There have been times before when coal's demise has been prematurely predicted, most notably in the 1980s. This time though, people like renowned University of California's fossil fuel expert, David Victor says it is different. "Coal is on the way out because of the EPA, new regulations and natural gas. We could see coal down at 15 or 20 percent of electric supply over the next decade, that would be a huge change in an industry that historically has relied on coal for 50 percent or more of the electric supply."
According to Arch Coal Company President and CEO John W. Eaves. "Current market pressures and a challenging regulatory environment have pushed coal consumption in the United States to a 20-year low." These job losses come as utilities increasingly switch from coal to natural gas, which has become cheaper as supplies grow.
Natural Gas --VS- Coal
Up until recently, coal supplied 50% of the nations electricity. In 2012, reports show coal and natural gas are equal in their use to produce power. Experts predict that the need for coal will drop to 40% by the end of this year and 30% by the end of the decade. Coal generation decreased 29 billion-kilowatt hours from March 2011 to March 2012, while natural gas generation increased 27 billion-kilowatt hours during the same time period.
Natural gas prices were near 10-year lows this winter, causing some states such as Ohio and Pennsylvania to increase their dispatch of natural gas-fired plants. Newer vintage natural gas-fired units operate at higher efficiency than older, fossil-fired units, which increases the competitiveness of natural gas relative to coal. While natural gas production is on the increase and states are building more and more natural gas fired power plants, coal mines are laying off workers and shutting down coal mines as utilities increasingly switch from coal to natural gas.
According to statistics, gas exploration and production is cheaper, safer and less destructive to the land, (such as strip mining-mountain top removal) it is also more environmentally friendly. According to the Government Accountability Office, power plants that burn coal produce more than 90 times as much sulfur dioxide, five times as much nitrogen oxide and twice as much carbon dioxide as those that run on natural gas do. Sulfur dioxide causes acid rain; nitrogen oxides cause smog; and carbon dioxide is a so-called greenhouse gas that traps heat in the atmosphere.
Utica's Net Worth

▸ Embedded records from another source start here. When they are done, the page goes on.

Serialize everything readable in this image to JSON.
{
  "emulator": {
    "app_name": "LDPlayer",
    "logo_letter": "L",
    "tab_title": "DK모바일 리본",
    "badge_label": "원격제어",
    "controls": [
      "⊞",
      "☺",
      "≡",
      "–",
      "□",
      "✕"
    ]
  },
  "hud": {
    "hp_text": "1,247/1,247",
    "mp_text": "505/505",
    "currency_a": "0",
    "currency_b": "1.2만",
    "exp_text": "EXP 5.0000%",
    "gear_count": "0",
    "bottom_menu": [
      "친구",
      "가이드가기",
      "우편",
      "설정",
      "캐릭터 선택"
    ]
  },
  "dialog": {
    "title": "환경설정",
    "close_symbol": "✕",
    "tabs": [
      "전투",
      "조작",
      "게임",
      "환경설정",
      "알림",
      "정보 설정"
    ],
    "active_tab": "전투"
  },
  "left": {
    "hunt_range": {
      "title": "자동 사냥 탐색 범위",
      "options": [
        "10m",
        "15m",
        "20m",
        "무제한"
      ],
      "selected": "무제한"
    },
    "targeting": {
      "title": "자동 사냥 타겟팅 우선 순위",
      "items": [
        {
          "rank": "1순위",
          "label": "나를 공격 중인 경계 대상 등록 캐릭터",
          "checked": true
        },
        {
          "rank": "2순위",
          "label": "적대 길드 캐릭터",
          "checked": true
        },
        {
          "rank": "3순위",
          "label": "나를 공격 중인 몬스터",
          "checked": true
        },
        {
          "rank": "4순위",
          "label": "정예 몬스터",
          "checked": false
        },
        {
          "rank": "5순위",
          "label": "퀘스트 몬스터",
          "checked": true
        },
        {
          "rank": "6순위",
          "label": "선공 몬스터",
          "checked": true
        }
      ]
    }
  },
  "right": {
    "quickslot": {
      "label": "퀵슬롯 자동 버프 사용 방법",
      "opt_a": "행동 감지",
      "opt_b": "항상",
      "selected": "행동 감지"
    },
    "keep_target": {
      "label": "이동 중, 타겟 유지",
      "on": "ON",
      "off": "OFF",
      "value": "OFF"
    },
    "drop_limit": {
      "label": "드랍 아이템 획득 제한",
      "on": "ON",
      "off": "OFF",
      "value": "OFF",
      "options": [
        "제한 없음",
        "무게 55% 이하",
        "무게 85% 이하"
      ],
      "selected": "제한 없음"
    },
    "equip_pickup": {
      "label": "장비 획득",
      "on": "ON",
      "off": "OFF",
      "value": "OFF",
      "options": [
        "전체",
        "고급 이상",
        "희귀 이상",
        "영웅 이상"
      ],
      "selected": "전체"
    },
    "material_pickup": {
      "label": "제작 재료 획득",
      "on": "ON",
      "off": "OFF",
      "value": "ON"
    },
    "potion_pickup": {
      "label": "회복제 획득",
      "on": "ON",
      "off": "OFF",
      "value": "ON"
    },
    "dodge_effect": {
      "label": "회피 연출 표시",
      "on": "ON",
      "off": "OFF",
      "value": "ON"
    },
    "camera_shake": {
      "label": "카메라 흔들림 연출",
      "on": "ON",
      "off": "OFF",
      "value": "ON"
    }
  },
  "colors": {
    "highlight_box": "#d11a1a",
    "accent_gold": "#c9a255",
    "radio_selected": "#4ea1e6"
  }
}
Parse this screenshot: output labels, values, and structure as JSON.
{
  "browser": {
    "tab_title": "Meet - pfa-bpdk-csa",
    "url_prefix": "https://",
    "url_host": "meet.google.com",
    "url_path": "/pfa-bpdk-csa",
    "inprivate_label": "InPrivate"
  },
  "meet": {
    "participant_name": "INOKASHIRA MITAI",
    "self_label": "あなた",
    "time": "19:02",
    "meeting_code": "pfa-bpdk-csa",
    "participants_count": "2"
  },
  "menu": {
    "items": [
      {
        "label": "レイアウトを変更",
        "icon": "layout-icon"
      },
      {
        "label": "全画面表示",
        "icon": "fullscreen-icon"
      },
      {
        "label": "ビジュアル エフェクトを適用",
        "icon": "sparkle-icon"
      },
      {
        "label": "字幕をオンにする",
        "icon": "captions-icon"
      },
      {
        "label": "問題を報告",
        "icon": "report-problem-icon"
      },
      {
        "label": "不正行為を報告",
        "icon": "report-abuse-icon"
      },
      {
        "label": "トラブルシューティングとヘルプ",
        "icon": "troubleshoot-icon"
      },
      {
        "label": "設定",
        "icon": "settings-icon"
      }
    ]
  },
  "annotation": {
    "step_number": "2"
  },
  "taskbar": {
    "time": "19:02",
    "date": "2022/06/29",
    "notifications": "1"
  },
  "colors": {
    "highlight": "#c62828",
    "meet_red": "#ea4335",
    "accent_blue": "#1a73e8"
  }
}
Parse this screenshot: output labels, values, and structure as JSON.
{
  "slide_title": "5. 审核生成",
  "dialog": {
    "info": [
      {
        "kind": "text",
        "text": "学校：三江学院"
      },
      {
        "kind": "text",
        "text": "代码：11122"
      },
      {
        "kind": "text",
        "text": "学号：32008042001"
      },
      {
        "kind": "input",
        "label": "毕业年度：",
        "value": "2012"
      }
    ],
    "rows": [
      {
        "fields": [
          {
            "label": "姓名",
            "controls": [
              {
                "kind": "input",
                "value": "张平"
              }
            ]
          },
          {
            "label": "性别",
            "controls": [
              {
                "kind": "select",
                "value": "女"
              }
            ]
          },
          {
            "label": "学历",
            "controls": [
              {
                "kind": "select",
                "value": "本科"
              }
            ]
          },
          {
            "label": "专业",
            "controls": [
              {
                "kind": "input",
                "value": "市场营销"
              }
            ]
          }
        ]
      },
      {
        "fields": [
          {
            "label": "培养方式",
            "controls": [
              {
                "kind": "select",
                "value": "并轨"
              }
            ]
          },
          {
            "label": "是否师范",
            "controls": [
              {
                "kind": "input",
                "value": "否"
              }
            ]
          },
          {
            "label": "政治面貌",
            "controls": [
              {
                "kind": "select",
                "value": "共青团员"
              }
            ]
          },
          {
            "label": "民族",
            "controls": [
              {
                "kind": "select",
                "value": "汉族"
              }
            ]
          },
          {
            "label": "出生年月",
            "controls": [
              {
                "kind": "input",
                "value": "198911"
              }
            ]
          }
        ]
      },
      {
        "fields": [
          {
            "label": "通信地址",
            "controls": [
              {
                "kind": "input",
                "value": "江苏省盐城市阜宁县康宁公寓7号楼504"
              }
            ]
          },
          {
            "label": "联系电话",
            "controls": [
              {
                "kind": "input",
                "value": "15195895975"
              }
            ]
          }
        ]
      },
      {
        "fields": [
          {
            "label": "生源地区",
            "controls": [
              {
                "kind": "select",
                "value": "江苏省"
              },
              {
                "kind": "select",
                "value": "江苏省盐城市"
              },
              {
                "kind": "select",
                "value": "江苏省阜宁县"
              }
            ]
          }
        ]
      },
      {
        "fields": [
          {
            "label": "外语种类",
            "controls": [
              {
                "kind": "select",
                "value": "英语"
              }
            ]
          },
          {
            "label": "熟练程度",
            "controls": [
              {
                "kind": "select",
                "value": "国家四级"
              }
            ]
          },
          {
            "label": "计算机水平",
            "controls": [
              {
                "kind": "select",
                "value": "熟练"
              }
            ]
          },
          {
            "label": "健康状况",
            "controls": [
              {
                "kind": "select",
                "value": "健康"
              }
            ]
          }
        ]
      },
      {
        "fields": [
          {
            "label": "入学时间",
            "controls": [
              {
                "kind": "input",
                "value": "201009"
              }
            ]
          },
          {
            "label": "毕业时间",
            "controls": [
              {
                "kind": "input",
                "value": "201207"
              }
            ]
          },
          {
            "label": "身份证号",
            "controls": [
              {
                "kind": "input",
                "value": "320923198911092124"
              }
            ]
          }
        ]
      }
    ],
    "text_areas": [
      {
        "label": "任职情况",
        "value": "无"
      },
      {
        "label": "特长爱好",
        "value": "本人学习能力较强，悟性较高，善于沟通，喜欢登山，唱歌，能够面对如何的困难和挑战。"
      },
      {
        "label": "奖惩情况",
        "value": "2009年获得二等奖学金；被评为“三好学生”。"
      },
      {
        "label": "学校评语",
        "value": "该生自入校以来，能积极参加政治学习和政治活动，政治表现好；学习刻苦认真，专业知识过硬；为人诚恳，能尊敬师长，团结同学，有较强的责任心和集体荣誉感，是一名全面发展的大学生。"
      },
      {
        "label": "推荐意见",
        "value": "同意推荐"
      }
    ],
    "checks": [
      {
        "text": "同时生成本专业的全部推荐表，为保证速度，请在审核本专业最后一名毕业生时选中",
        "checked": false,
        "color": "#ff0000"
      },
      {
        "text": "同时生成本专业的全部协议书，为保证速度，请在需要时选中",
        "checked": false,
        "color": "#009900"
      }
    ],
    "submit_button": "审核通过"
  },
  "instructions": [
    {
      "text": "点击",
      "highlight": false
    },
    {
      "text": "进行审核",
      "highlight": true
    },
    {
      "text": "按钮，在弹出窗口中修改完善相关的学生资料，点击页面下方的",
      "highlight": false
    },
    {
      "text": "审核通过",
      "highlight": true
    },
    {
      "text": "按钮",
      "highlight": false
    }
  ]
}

According to an article written by Russ Zimmer with the Coshocton Tribune in Ohio, "At Friday's prices for oil and gas, the USGS believes the Utica Shale contains would be worth about $214 billion. The natural liquids, depending on their exact makeup, could be worth several billion more. To extract these vast amounts, the USGS estimates it would take 110,000 wells in the gas window and another 17,500 wells in the oil window."